Over the years, we’ve learned that sharing the evolution of Visual Studio, with you – our users – early and often helps us to deliver the best possible experience for our community. We’re excited to share today that, as part of the development of Visual Studio 2019, we’ve been looking to refresh our theme, update our product icon and splash screens, and help you get to your code faster.
In this first part of our tutorial, we will briefly enlighten ourselves on key concepts involving shaders and why it is required. We will also write our first shader application, introducing ourself to the HLSL semantics.
C# is supposed to be an object-oriented language, but it’s possible that you, as a .NET/C# developer, have been using functional programming concepts without even knowing it.
ASP.NET Core 2.2 introduces a range of new features. One of the more interesting (IMO) is Health Checks. You may use tools like Pingdom or elmah.io Uptime Monitoring to ping your website in a specified interval. Pinging a single HTML page may or may not reveal if your application is healthy or not. Health Checks to the rescue!
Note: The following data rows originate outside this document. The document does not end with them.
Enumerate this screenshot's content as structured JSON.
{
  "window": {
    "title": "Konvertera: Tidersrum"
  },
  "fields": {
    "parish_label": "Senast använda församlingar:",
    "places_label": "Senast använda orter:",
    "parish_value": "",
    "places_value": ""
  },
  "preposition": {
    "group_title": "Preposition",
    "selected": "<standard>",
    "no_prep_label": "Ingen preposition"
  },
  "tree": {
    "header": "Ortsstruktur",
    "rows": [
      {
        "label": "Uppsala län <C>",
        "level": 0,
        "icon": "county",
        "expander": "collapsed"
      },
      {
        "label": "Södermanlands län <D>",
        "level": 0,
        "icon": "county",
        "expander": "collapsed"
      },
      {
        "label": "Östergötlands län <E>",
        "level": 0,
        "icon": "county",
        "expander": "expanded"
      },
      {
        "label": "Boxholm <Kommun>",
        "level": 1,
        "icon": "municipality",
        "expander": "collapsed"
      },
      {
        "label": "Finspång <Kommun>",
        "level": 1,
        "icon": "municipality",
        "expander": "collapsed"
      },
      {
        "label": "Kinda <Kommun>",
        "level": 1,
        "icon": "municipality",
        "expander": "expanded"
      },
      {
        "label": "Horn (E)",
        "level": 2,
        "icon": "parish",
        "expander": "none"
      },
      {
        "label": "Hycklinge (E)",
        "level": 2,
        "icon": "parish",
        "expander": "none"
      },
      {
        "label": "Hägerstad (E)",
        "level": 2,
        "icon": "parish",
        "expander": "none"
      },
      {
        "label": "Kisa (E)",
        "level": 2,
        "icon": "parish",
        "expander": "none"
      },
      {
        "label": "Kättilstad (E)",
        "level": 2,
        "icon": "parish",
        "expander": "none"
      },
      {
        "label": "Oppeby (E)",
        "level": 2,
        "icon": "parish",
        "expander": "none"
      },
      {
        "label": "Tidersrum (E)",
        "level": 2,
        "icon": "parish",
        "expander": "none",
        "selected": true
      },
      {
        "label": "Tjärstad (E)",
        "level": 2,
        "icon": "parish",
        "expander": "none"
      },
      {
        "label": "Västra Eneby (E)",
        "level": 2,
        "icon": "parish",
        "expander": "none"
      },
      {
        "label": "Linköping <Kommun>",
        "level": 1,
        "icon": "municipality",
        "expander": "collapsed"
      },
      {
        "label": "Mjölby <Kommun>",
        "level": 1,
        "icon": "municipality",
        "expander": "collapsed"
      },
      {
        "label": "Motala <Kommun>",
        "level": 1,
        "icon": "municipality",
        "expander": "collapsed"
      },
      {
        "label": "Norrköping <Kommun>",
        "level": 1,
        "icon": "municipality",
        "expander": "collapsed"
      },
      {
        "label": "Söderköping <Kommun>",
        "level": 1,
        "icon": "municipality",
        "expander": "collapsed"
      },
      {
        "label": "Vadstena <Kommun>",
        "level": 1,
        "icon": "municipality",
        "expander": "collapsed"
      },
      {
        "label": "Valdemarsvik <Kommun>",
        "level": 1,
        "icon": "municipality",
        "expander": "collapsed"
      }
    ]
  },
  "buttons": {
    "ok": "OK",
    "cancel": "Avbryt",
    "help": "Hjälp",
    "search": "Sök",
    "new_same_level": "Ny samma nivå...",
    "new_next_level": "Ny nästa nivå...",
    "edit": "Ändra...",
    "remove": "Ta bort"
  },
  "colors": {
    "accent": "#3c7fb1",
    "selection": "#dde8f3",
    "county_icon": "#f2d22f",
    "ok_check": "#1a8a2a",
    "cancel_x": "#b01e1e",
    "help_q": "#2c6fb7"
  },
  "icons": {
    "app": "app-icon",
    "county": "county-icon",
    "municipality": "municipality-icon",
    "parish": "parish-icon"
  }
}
Before trying out the code yourself, make sure to install the recent version of ASP.NET Core 2.2 and Visual Studio 2017. The behavior of health checks has changed from preview to preview.